Dr Bruce Manners is a retired pastor and editor, who continues to write and serve in his local church in Lilydale, Victoria. He recently talked about his new book, The Command: Learning to Love Like Jesus.
Can you tell us about how the idea for The Command came about?
For several years I’ve pondered why our church is not growing in our increasingly secular society. The Command is my attempt at two things: asking whether our church should get back to basics and become more like the One we follow, and attempting to demonstrate what that would look like. Then, with discussion questions, I’m trying to get people talking about the various topics.
What are Jesus’ four great love commands and why do you think we tend to be forgetful of them?

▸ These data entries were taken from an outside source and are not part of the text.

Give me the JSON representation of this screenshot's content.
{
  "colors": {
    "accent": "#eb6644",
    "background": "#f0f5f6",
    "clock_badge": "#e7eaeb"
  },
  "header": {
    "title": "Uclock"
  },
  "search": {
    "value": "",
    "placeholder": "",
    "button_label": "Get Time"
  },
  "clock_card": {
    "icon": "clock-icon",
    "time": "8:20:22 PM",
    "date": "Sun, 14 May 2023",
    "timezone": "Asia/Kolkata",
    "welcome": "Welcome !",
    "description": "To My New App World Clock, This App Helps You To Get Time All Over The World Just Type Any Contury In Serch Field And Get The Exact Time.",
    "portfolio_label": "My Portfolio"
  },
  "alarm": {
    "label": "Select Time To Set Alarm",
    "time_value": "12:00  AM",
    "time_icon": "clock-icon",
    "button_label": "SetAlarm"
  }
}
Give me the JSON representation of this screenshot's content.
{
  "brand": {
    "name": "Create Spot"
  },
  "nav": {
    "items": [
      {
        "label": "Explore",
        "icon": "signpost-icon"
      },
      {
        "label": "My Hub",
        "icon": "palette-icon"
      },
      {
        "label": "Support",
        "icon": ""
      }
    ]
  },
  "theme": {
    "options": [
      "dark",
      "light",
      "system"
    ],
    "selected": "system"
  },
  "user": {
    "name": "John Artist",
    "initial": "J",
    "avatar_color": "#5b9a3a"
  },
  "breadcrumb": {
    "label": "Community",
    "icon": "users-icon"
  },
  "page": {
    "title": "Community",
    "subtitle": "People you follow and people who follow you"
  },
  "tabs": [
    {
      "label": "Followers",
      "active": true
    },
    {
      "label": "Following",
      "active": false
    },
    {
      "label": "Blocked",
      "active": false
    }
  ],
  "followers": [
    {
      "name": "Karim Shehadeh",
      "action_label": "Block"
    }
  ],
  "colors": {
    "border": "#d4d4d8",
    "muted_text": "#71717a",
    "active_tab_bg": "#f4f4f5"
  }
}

The four commands are: love God; love your neighbour; love one another; and love your enemies. Perhaps we forget because we Adventists like to focus on being right—the right day to worship, the right interpretation of prophecy, the right food to eat and so on. There’s nothing wrong with any of this, but we mustn’t forget that the core of Christianity is about upward and outward love relationships. John, the Revelator, wrote in 1 John that “anyone who does not love does not know God” (4:8); “if we love each other, God lives in us” (4:12, NLT).
The book features a lot of incredible stories. Which one is particularly memorable for you?
Zora was a member of our Canberra National church. I can still see the terrible scene of two adult coffins side by side, each with a small, white coffin on top, laying in the overflowing, main Anglican church in Canberra. Her daughter, son-in-law and two grandchildren had been murdered by a family “friend.” At the graveside, she had to be restrained from throwing herself onto her daughter’s coffin in the grave. But, on one of my visits a few weeks after the funeral, she asked my advice on how she could tell the murderer that she forgave him. Zora was one of God’s saints.
What challenged your own faith as you wrote this book?
That we are called to be Jesus to others—even those we don’t like or understand or would rather keep at arm’s length. I was attempting to help readers understand why we need to be compassionate and caring—loving—in how we relate to LGBTQIA+ individuals when the thought came to me, “You can’t be Jesus to someone you shun.” To be like Jesus—in thought and deed—has become a personal challenge with whoever and in whatever my situation. I don’t always succeed.
It’s not always easy to love. Why is it worth it?
In our fallen world, it’s easier to hate than to love. That ranges from being dismissive of an individual and their concerns and ideas to fierce hatred and opposition. Love is always the better course of action, for three reasons: it changes us for the better as we develop a more compassionate heart; it breaks down barriers as we listen and understand the other; and, importantly, it’s the way of Jesus.
What are some ways you’ve seen love revolutionise a congregation?
I saw a youth group gain a vision of what could be done and become driven by love and concern for young people in their community. Several spent time with disadvantaged teens each week. There was a sense of excitement within the group at what they were able to do. It revolutionised their Christianity while having a positive impact on those they were helping. It also added life to the rest of the church.
Isn’t this love emphasis a bit over the top?
When the first Christians talked about a God of love, the pagans must have laughed. None of the gods they knew were loving. Most were won to the John-3:16 God less by argument and more by the demonstration of love Christians had for each other and for them. In a society that’s aware of the weaknesses of Christian institutions and becoming increasingly secular, the best argument we have is love—in words and deeds.
The Command and other books by Bruce Manners are available from Adventist bookshops in Australia and New Zealand, or online.